What Does Coronavirus Look Like? How To Kill COVID-19?
Fact Check on Novel Coronavirus (2019-nCoV/COVID-19)
With the Coronavirus outbreak spreading fast, the scientific community is working hard to find out how long the virus might survive outside the human body so they can plan better to control the epidemic.
Let us have a look at what is known about the virus and what makes it vulnerable.
What does the virus look like?
A normal virus is merely a strand of RNA or DNA surrounded by a layer called Capsid.
The Cornonavirus (2019-nCoV) wears another layer of clothing called the “Envelope”. The envelope contains molecules necessary for the virus to enter their host cells.
This is how the virus looks like on an electron micrograph. It is spherical in shape with a diameter of 120-160 nm with 20 nm club shaped projections on the envelop.

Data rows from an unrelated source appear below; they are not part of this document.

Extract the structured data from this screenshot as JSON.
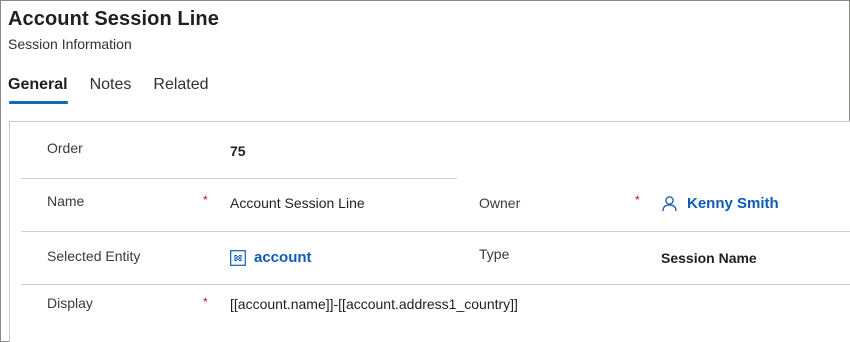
{
  "header": {
    "title": "Account Session Line",
    "subtitle": "Session Information"
  },
  "tabs": [
    {
      "label": "General",
      "active": true
    },
    {
      "label": "Notes",
      "active": false
    },
    {
      "label": "Related",
      "active": false
    }
  ],
  "form": {
    "order": {
      "label": "Order",
      "value": "75"
    },
    "name": {
      "label": "Name",
      "required": "*",
      "value": "Account Session Line"
    },
    "owner": {
      "label": "Owner",
      "required": "*",
      "value": "Kenny Smith",
      "icon": "user-icon"
    },
    "selected_entity": {
      "label": "Selected Entity",
      "value": "account",
      "icon": "entity-icon"
    },
    "type": {
      "label": "Type",
      "value": "Session Name"
    },
    "display": {
      "label": "Display",
      "required": "*",
      "value": "[[account.name]]-[[account.address1_country]]"
    }
  },
  "colors": {
    "accent": "#0f6cbd",
    "link": "#0f5cb5",
    "required": "#c50f1f"
  }
}
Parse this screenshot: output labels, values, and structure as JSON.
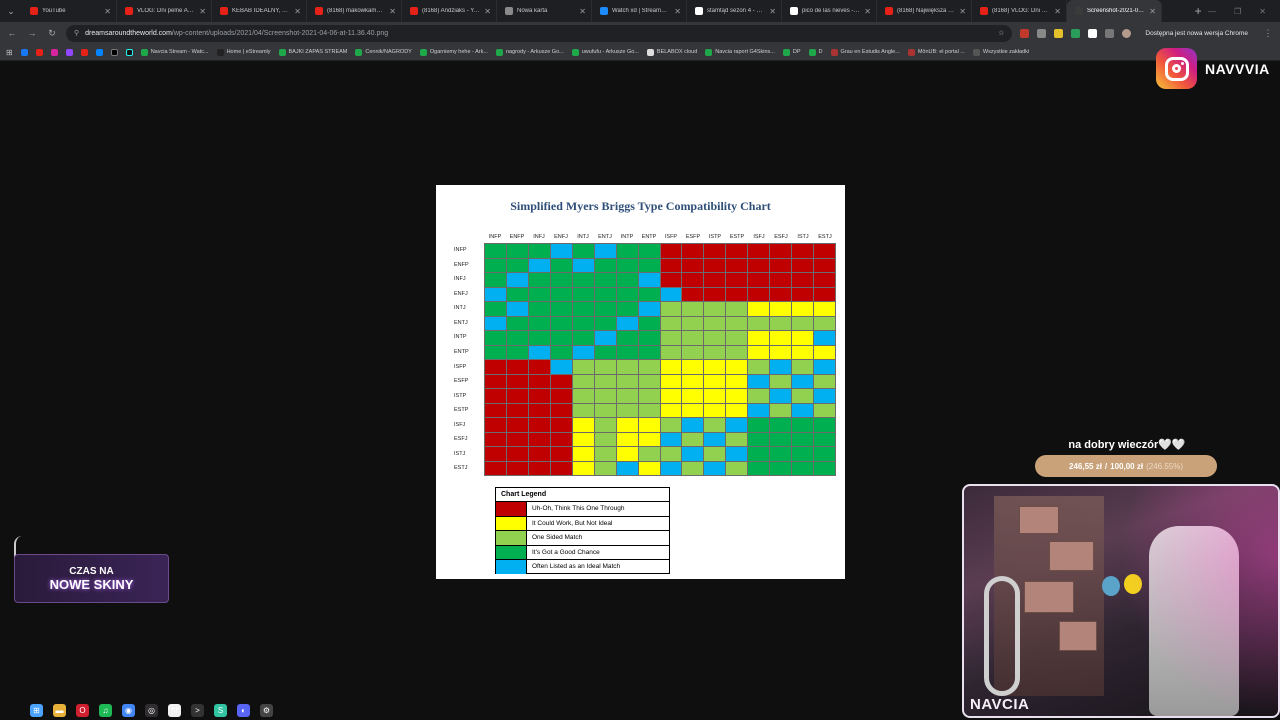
{
  "browser": {
    "tabs": [
      {
        "title": "YouTube",
        "icon": "youtube-icon",
        "color": "#e62117"
      },
      {
        "title": "VLOG: Dni pelne AKC...",
        "icon": "youtube-icon",
        "color": "#e62117"
      },
      {
        "title": "KEBAB IDEALNY, ale n...",
        "icon": "youtube-icon",
        "color": "#e62117"
      },
      {
        "title": "(8168) makowkamusi...",
        "icon": "youtube-icon",
        "color": "#e62117"
      },
      {
        "title": "(8168) Andziaks - You...",
        "icon": "youtube-icon",
        "color": "#e62117"
      },
      {
        "title": "Nowa karta",
        "icon": "chrome-icon",
        "color": "#8a8a8a"
      },
      {
        "title": "Watch xd | Streamable",
        "icon": "streamable-icon",
        "color": "#1a8cff"
      },
      {
        "title": "stamtąd sezon 4 - Sz...",
        "icon": "google-icon",
        "color": "#ffffff"
      },
      {
        "title": "pico de las nieves - Sz...",
        "icon": "google-icon",
        "color": "#ffffff"
      },
      {
        "title": "(8168) Największa PAF...",
        "icon": "youtube-icon",
        "color": "#e62117"
      },
      {
        "title": "(8168) VLOG: Dni pełn...",
        "icon": "youtube-icon",
        "color": "#e62117"
      },
      {
        "title": "Screenshot-2021-04-0...",
        "icon": "image-icon",
        "color": "#3b3b3b",
        "active": true
      }
    ],
    "url_host": "dreamsaroundtheworld.com",
    "url_path": "/wp-content/uploads/2021/04/Screenshot-2021-04-06-at-11.36.40.png",
    "update_label": "Dostępna jest nowa wersja Chrome",
    "bookmarks": [
      {
        "label": "Navcia Stream - Watc...",
        "color": "#1fa84a"
      },
      {
        "label": "Home | eStreamly",
        "color": "#222222"
      },
      {
        "label": "BAJKI ZAPAS STREAM",
        "color": "#1fa84a"
      },
      {
        "label": "Cennik/NAGRODY",
        "color": "#1fa84a"
      },
      {
        "label": "Ogarniemy hehe - Ark...",
        "color": "#1fa84a"
      },
      {
        "label": "nagrody - Arkusze Go...",
        "color": "#1fa84a"
      },
      {
        "label": "uwufufu - Arkusze Go...",
        "color": "#1fa84a"
      },
      {
        "label": "BELABOX cloud",
        "color": "#dddddd"
      },
      {
        "label": "Navcia raport G4Skins...",
        "color": "#1fa84a"
      },
      {
        "label": "DP",
        "color": "#1fa84a"
      },
      {
        "label": "D",
        "color": "#1fa84a"
      },
      {
        "label": "Grau en Estudis Angle...",
        "color": "#aa3333"
      },
      {
        "label": "MônUB: el portal ...",
        "color": "#aa3333"
      },
      {
        "label": "Wszystkie zakładki",
        "color": "#555555"
      }
    ]
  },
  "instagram": {
    "handle": "NAVVVIA"
  },
  "image": {
    "title": "Simplified Myers Briggs Type Compatibility Chart",
    "types": [
      "INFP",
      "ENFP",
      "INFJ",
      "ENFJ",
      "INTJ",
      "ENTJ",
      "INTP",
      "ENTP",
      "ISFP",
      "ESFP",
      "ISTP",
      "ESTP",
      "ISFJ",
      "ESFJ",
      "ISTJ",
      "ESTJ"
    ],
    "colors": {
      "R": "#c00000",
      "Y": "#ffff00",
      "L": "#92d050",
      "G": "#00b050",
      "B": "#00b0f0"
    },
    "matrix": [
      "GGGBGBGGRRRRRRRR",
      "GGBGBGGGRRRRRRRR",
      "GBGGGGGBRRRRRRRR",
      "BGGGGGGGBRRRRRRR",
      "GBGGGGGBLLLLYYYY",
      "BGGGGGBGLLLLLLLL",
      "GGGGGBGGLLLLYYYB",
      "GGBGBGGGLLLLYYYY",
      "RRRBLLLLYYYYLBLB",
      "RRRRLLLLYYYYBLBL",
      "RRRRLLLLYYYYLBLB",
      "RRRRLLLLYYYYBLBL",
      "RRRRYLYYLBLBGGGG",
      "RRRRYLYYBLBLGGGG",
      "RRRRYLYLLBLBGGGG",
      "RRRRYLBYBLBLGGGG"
    ],
    "legend_title": "Chart Legend",
    "legend": [
      {
        "key": "R",
        "label": "Uh-Oh, Think This One Through"
      },
      {
        "key": "Y",
        "label": "It Could Work, But Not Ideal"
      },
      {
        "key": "L",
        "label": "One Sided Match"
      },
      {
        "key": "G",
        "label": "It's Got a Good Chance"
      },
      {
        "key": "B",
        "label": "Often Listed as an Ideal Match"
      }
    ]
  },
  "overlay": {
    "skins_line1": "CZAS NA",
    "skins_line2": "NOWE SKINY",
    "greeting": "na dobry wieczór🤍🤍",
    "goal_current": "246,55 zł",
    "goal_sep": "/",
    "goal_target": "100,00 zł",
    "goal_pct": "(246.55%)",
    "goal_fill": 1.0,
    "cam_mark": "NAVCIA"
  },
  "taskbar": [
    {
      "icon": "start-icon",
      "color": "#4aa3ff",
      "glyph": "⊞"
    },
    {
      "icon": "folder-icon",
      "color": "#e8b23a",
      "glyph": "▬"
    },
    {
      "icon": "opera-icon",
      "color": "#d01f2f",
      "glyph": "O"
    },
    {
      "icon": "spotify-icon",
      "color": "#1db954",
      "glyph": "♫"
    },
    {
      "icon": "chrome-icon",
      "color": "#4285f4",
      "glyph": "◉"
    },
    {
      "icon": "obs-icon",
      "color": "#302e31",
      "glyph": "◎"
    },
    {
      "icon": "notion-icon",
      "color": "#f2f2f2",
      "glyph": "N"
    },
    {
      "icon": "terminal-icon",
      "color": "#333333",
      "glyph": ">"
    },
    {
      "icon": "streamlabs-icon",
      "color": "#31c3a2",
      "glyph": "S"
    },
    {
      "icon": "discord-icon",
      "color": "#5865f2",
      "glyph": "◐"
    },
    {
      "icon": "settings-icon",
      "color": "#444444",
      "glyph": "⚙"
    }
  ]
}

For perspective, the diameter of an alveolus (cells in our lungs that help us breath) is 200-500 micron.
How long can the virus live?
Viruses can last for a wide range of time depending on strain and the environmental conditions. Studies conducted in hospital premises have shown that most viruses can persist on inanimate surfaces for weeks or even months. For example, rhinovirus, the common cold causing virus can die away from the surfaces in just couple of hours, where, other hardy viruses like vacciniavirus which can last upto 3-5 years. The coronavirus behind the 2003 SARS outbreak could remain infectious for as long as 6 days on dry surfaces.
Coronavirus 2019-nCoV has the ability to last upto 4 days on surfaces at room temperature.
How many viruses should attack you to make you sick?
Well, that depends on strain of the virus and also on the immunity firewall you carry. Some people need to be exposed to a high number of particles to show symptoms, where as, for many others very few virus particles can cause enough infection to show symptoms.
Although there is no definitive data on this with regards to Coronavirus, according to a microbiologist at Columbia University in New York, a person would need to encounter thousands or tens of thousands of particles of the new coronavirus to be infected.
Symptoms of patients affected with Coronavirus 2019-nCoV
A study published in JAMA Network on February 7, 2020 outlines the following common symptoms they saw in 138 patients hospitalised for Coronavirus infection, more specifically 2019 novel coronavirus (2019-nCoV)–infected pneumonia (NCIP) in Wuhan, China.
The most common symptoms researchers observed at the onset of illness were:
- Fever (98.6% of the patients)
- Fatigue (69.6% of the patients)
- Dry cough (59.4% of the patients)
- Muscle pain/Myalgia (34.8% of the patients)
- Shortness of breath/Dyspnea (31.2% of the patients)
Less common symptoms were:
- Abdominal pain
About 10% of the patients initially presented with diarrhea and nausea 1-2 days prior to development of fever and dyspnea.
What Kills a Coronavirus?
The extra layer – the “envelope” that Coronavirus carries – contains molecules necessary for the virus to enter cells. Any damage to this envelope can cause the virus to lose its ability to cause infection. Now what can damage this layer?
Ethanol to name one. Big reason why we are being advised to wash our hands and disinfect surfaces frequently. Ethanol has the capability to permeate the envelope and mess up the Coronavirus.
UV light can damage the virus’s genome so that it loses its ability to replicate further.
Disinfectants like chlorine disable the virus’s ability to recognise and bind to the host. Viruses can’t survive if they can’t bind to a host.
Heat and humidity have been found to accelerate the degradation of viruses.
Studies have shown that some coronaviruses can withstand both, very acidic as well as very alkaline parts of the digestive system.
Why are some viruses are so resistant to extreme conditions, where as some are highly vulnerable to slight change in their environment is still a matter under investigation.
Until researchers tell us more, keep washing your hands frequently, use sanitisers and disinfect surfaces that frequently come in contact with human hands, such as door knobs, toys etc. Listen here what the WHO recommends.